As a matter of fact, the filters of the Stereo Echo were designed for this warm, tape-like sound - nothing like the cold feeling of a digital unit.
The stereo effect of the SE is unique: the left channel delay is always equal to 3/5 of the right channel delay. This ratio was introduced to avoid taps overlapping: the echoes interleave from left to right and right to left without crossing path.
This special feature allows the Stereo Echo sounding a little like a reverb - something that no classic delay can do.
Inside the Module
Just like the Stereo Chorus and the Chorus/Delay, the Rockman Stereo Echo includes the compandor noise reduction circuit. This is one of the key features that make it sound clean, when the common analog delays are fairly noisy at long delay settings.
There are four BBD chips inside the Stereo Echo, which are connected in series. The Left Channel - short delay - is picked up after the third chip, and the last chip provides an extra delay for the Right Channel.
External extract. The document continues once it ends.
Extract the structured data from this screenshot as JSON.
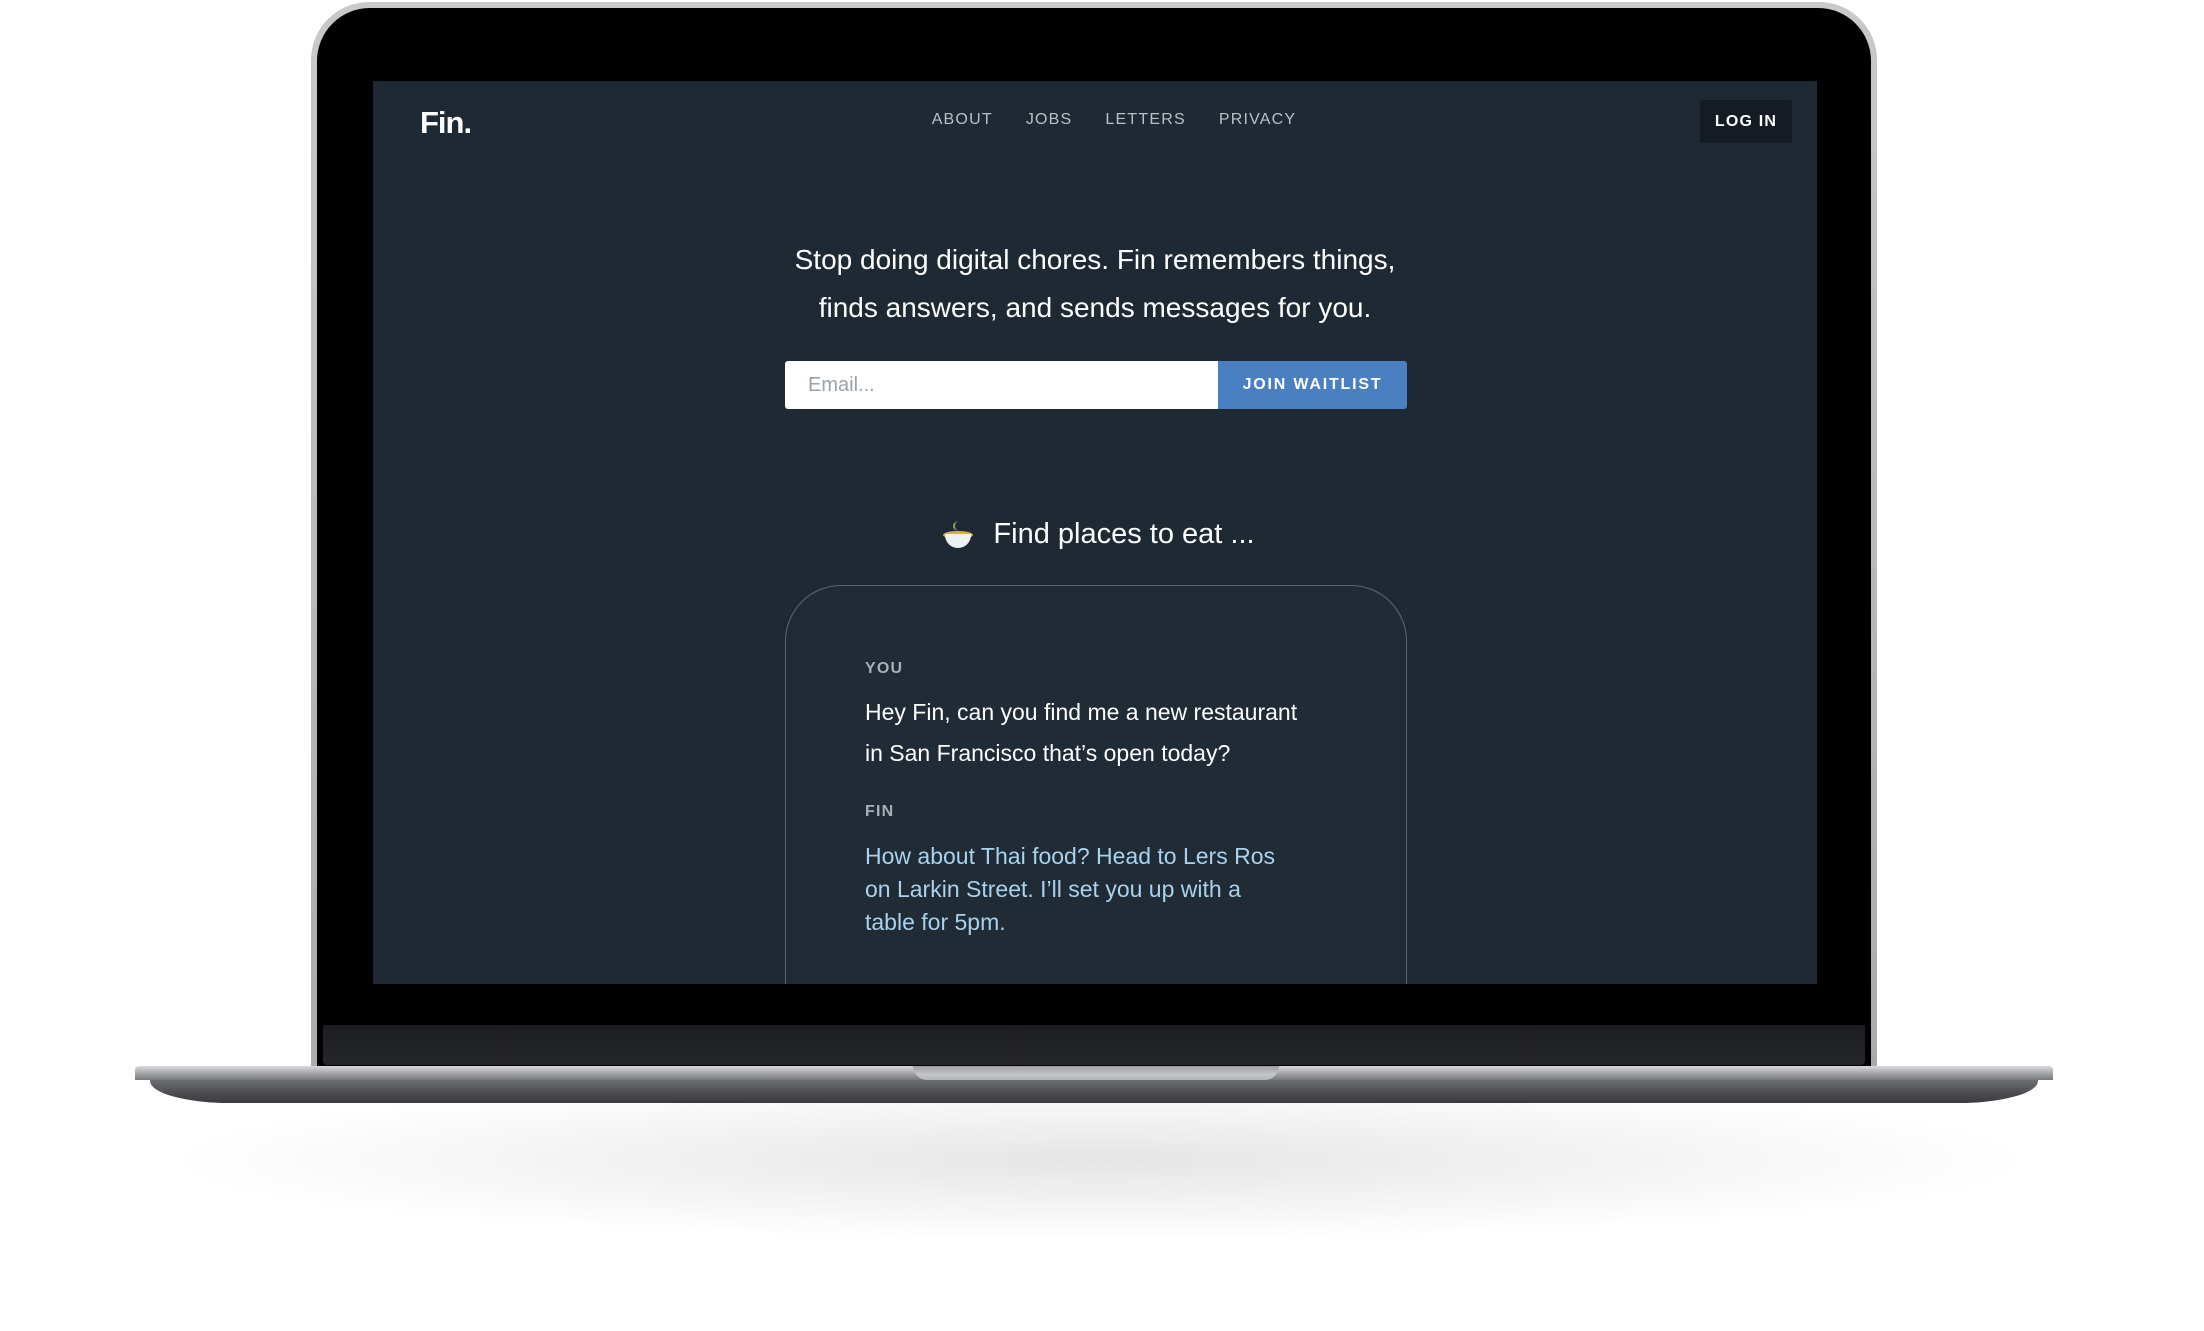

The following chart is a simplified diagram of the Rockman Stereo Echo's structure. The right input channel is left untouched, and is mixed towards two outputs with the original left channel, the short delay and the long delay to achieve the desired stereo image.
The output mixer, apart from the same mono-to-wide switches as in the Chorus units, has a three positions switch to select three patterns:
Usage, samples and limitations
The Rockman Stereo Echo has very rich features, and a guitarist will certainly never find the limits of the unit: from discrete slap-backs to huge walls of sound, the Stereo Echo will meet his requirements.
Collectibility and conclusion
The Stereo Echo is becoming difficult to catch at a decent price. It was produced in the same quantity as the Stereo Chorus - approximately 6700 units - but people who can buy one do keep it, and a lot of collectors own several of them.
Copyright Rockman.fr 2008